By Elisabeth Urtel
Savior, Show Thy Power and Glory
Yea, amen! Let all adore Thee,
High on Thine eternal throne;
Savior, take the power and glory,
Claim the kingdom for Thine own.
The above quotes the last verse of “Lo, He Comes With Clouds Descending,” a 1758 Charles Wesley hymn cherished especially in the Anglican tradition, imparted to Lutherans through modern English hymnals. Residing in either the Advent or End Times piece of your service book, it may be used to teach several facets of the resurrection and second coming of Christ. However, understanding this part correctly is crucial to preserving the personal union.
In singing “Savior, take Thy power and glory/ Claim the kingdom for Thine own,” one might be confessing that Jesus, while in his humiliation, did not have His omnipotence or kingly office. This is incorrect – Christ merely hid His divine attributes for a time, or by His own will did not fully and publicly use them. To say that He did not have them for a time means that He put off His divinity, or that His human nature in the humiliated state was not able to contain these things. Such a belief, that the finite can’t contain the infinite, is a key concept in Reformed theology.
Yet, this divides Jesus’ divine and human natures, rendering Him to be less than God – making our upcoming celebration of His incarnation impossible.
There are a couple different ways to describe the humiliation. One is concealment, in which He still fully possessed divine glory, but hid it for a time. Another way is that He did not completely use it. Explaining Christ’s advent as “laying His glory by,” as the well-known Nativity hymn states, He also leaves behind His divine majesty, a characteristic He must always possess to be God. The Lord’s humanity held all of the same attributes as His divinity, but merely did not constantly or wholly apply them.
Understanding that this verse depicts Jesus’ enthronement at the Father’s right hand according to His human nature, we can understand this correctly as Lutheran hymn-singers. A better way to translate and sing this might be “Savior, show Thy power and glory…” if we’re meaning both natures.
Now, let’s compare the last lines. Every hymnal is different!
Lutheran Service Book continues,
Thou shalt reign and Thou alone.
Christian Worship alters the entire verse slightly, exchanging the part questioned above for a Philippians 2:5-11 reference:
Yea, Amen, let all adore you
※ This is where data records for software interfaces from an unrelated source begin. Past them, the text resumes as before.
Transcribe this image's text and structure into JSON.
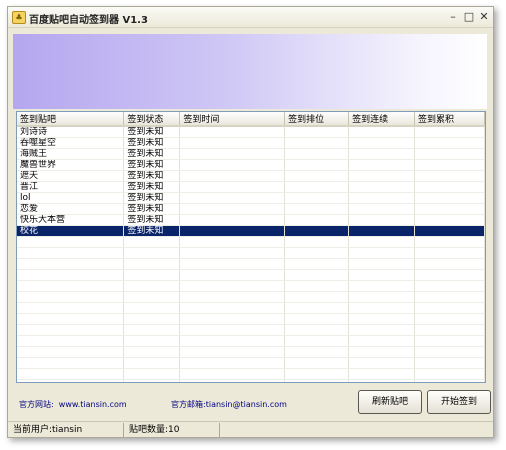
{
  "window": {
    "title": "百度贴吧自动签到器 V1.3"
  },
  "table": {
    "columns": [
      "签到贴吧",
      "签到状态",
      "签到时间",
      "签到排位",
      "签到连续",
      "签到累积"
    ],
    "rows": [
      [
        "刘诗诗",
        "签到未知",
        "",
        "",
        "",
        ""
      ],
      [
        "吞噬星空",
        "签到未知",
        "",
        "",
        "",
        ""
      ],
      [
        "海贼王",
        "签到未知",
        "",
        "",
        "",
        ""
      ],
      [
        "魔兽世界",
        "签到未知",
        "",
        "",
        "",
        ""
      ],
      [
        "遮天",
        "签到未知",
        "",
        "",
        "",
        ""
      ],
      [
        "晋江",
        "签到未知",
        "",
        "",
        "",
        ""
      ],
      [
        "lol",
        "签到未知",
        "",
        "",
        "",
        ""
      ],
      [
        "恋爱",
        "签到未知",
        "",
        "",
        "",
        ""
      ],
      [
        "快乐大本营",
        "签到未知",
        "",
        "",
        "",
        ""
      ],
      [
        "校花",
        "签到未知",
        "",
        "",
        "",
        ""
      ]
    ],
    "selected_row": 9,
    "empty_rows": 14
  },
  "footer": {
    "website_label": "官方网站:",
    "website": "www.tiansin.com",
    "email_label": "官方邮箱:",
    "email": "tiansin@tiansin.com",
    "refresh_button": "刷新贴吧",
    "start_button": "开始签到"
  },
  "status": {
    "current_user": "当前用户:tiansin",
    "bar_count": "贴吧数量:10"
  },
  "colors": {
    "selection": "#0a246a",
    "link": "#000080",
    "banner_start": "#b5a7ef"
  }
}
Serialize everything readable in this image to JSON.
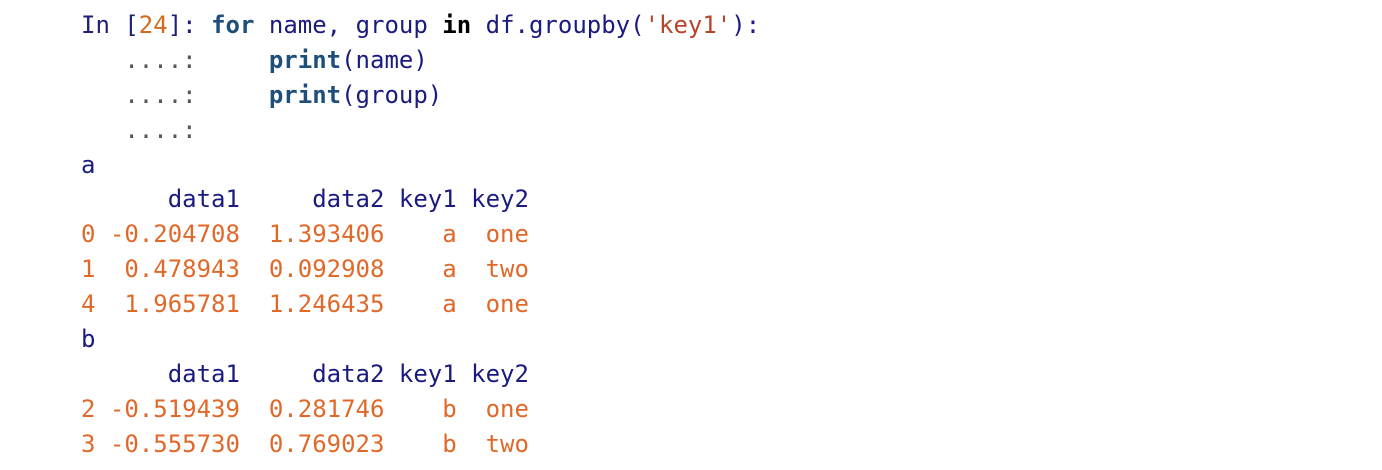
{
  "input": {
    "prompt_prefix": "In [",
    "prompt_number": "24",
    "prompt_suffix": "]: ",
    "kw_for": "for",
    "vars": " name, group ",
    "kw_in": "in",
    "call_prefix": " df.groupby(",
    "call_arg": "'key1'",
    "call_suffix": "):",
    "continuation": "   ....:     ",
    "continuation_last": "   ....:",
    "print_kw": "print",
    "print_arg_1": "(name)",
    "print_arg_2": "(group)"
  },
  "output": {
    "groups": [
      {
        "name": "a",
        "header": "      data1     data2 key1 key2",
        "rows": [
          {
            "index": "0",
            "values": " -0.204708  1.393406    a  one"
          },
          {
            "index": "1",
            "values": "  0.478943  0.092908    a  two"
          },
          {
            "index": "4",
            "values": "  1.965781  1.246435    a  one"
          }
        ]
      },
      {
        "name": "b",
        "header": "      data1     data2 key1 key2",
        "rows": [
          {
            "index": "2",
            "values": " -0.519439  0.281746    b  one"
          },
          {
            "index": "3",
            "values": " -0.555730  0.769023    b  two"
          }
        ]
      }
    ]
  }
}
High on your eternal throne.
Ev’ry knee shall bow before you;
Come and take your people home!
You shall reign and you alone (CW 29)!
Declaring that Jesus reigns “alone” may intend to show His victory over sin and the world, but it might also be construed as a Unitarian idea – He rules apart from the Father and the Holy Spirit. While some editors wish to keep these hymn texts close to the original, it’s best to utilize language that leaves no room for the opposite viewpoint.
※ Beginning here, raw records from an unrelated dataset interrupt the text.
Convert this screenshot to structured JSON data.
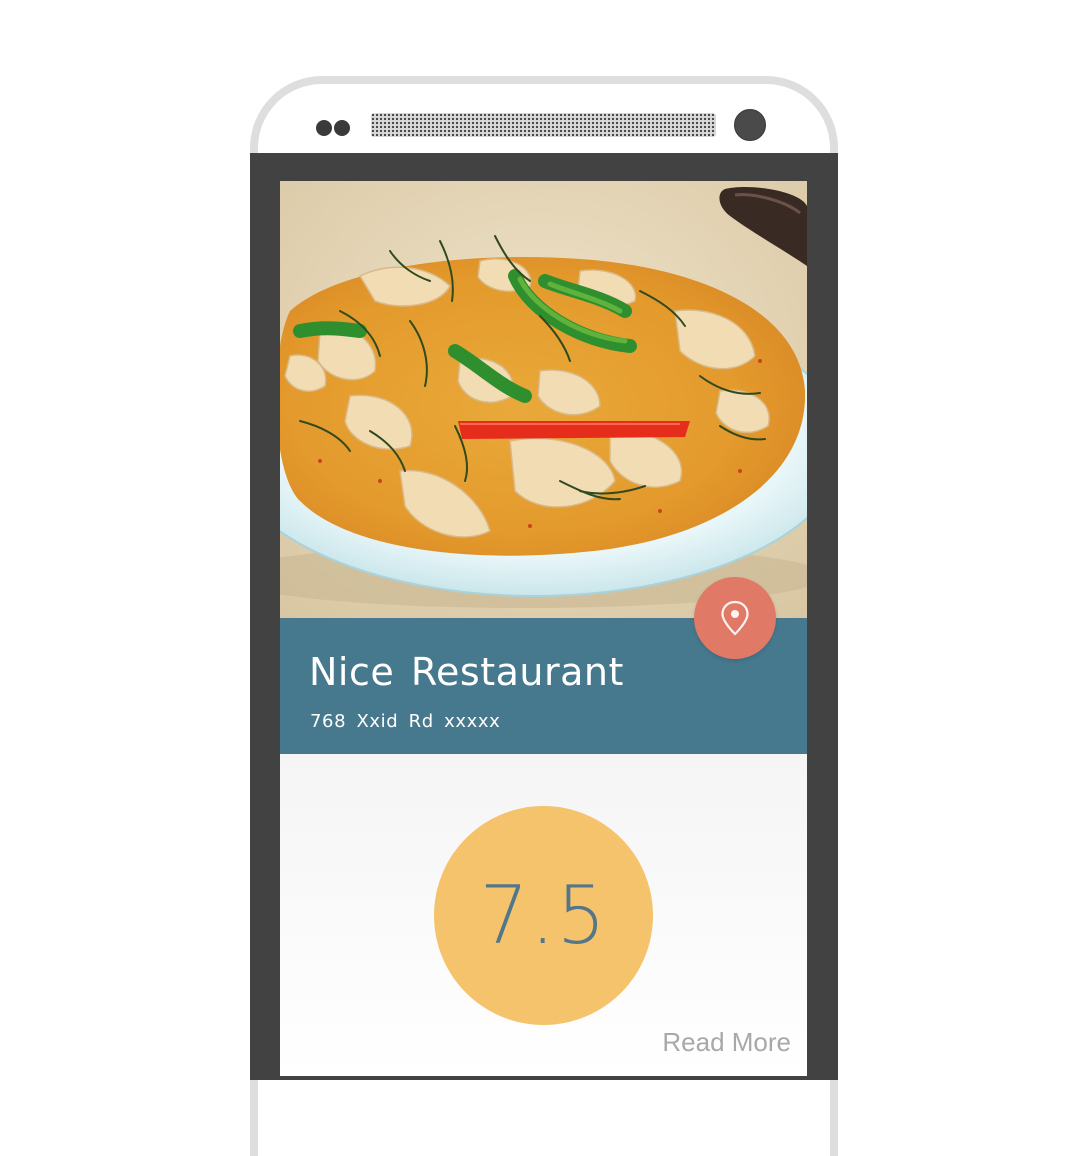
{
  "restaurant": {
    "name": "Nice Restaurant",
    "address": "768 Xxid Rd xxxxx"
  },
  "rating": {
    "score": "7.5"
  },
  "actions": {
    "read_more_label": "Read More"
  },
  "colors": {
    "banner": "#47798e",
    "fab": "#e07a66",
    "score_circle": "#f4c36c",
    "score_text": "#54768a",
    "bezel": "#424242"
  },
  "icons": {
    "location_fab": "map-pin-icon"
  }
}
It’s interesting to note that many Reformed hymnals, in distinction from the other two, close this poem with an anticipation of Christ’s coming. Wesley’s hymn paraphrases several earlier verses by Rev. John Cennick, which conclude identically to my preferred hymnal’s version:
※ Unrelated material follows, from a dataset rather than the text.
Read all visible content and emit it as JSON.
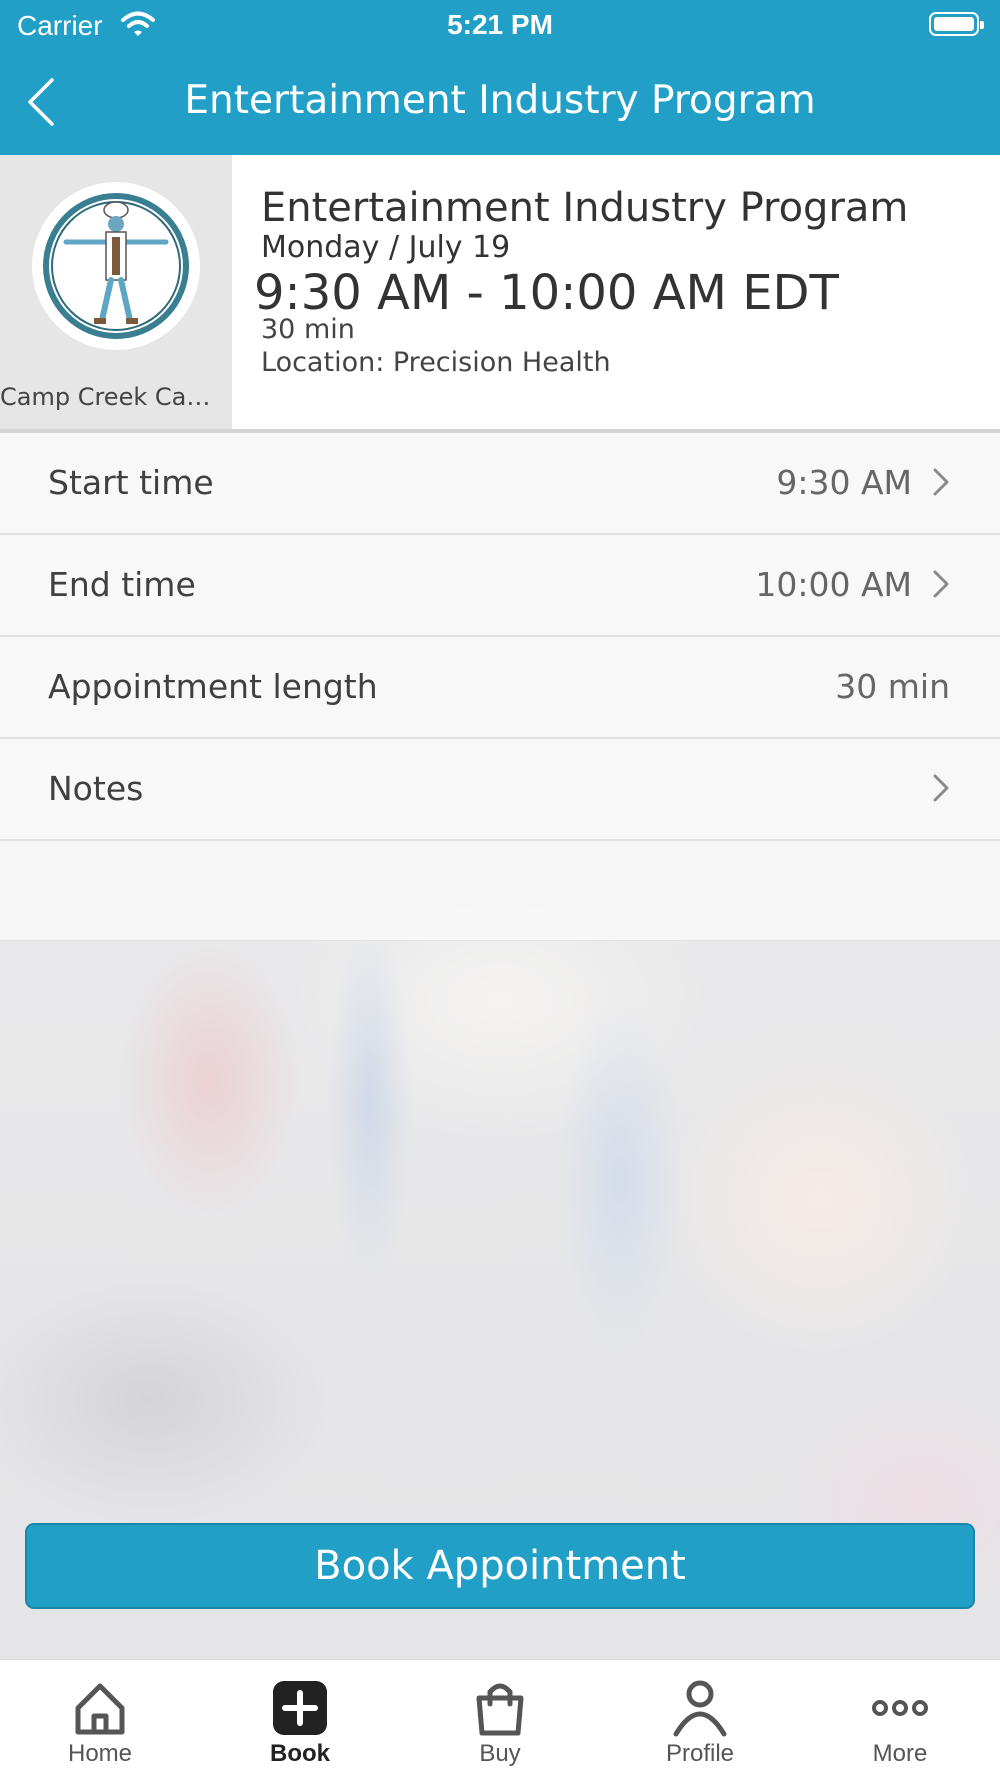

O come quickly!
Alleluia! Come, Lord, come!
Confessing this hymn as written makes literal sense only in the End Times – as the Church Triumphant beholding the crucified and risen Savior in the flesh. However, as the Church Militant, “…now we watch in struggle/ And now we live in hope” (ELH 534), and could and ought to cry “Amen. Even so, come, Lord Jesus!” (Rev. 22:20).
May this Advent theme of watchfulness and joy be our prayer as we remember the Lord’s descent to earth, when He imparted His majesty to human flesh. Let us, too, watch and rejoice for the true Son of Man’s descent to deliver us home, where this eternal glory will be revealed to us in full (1 Peter 4:13).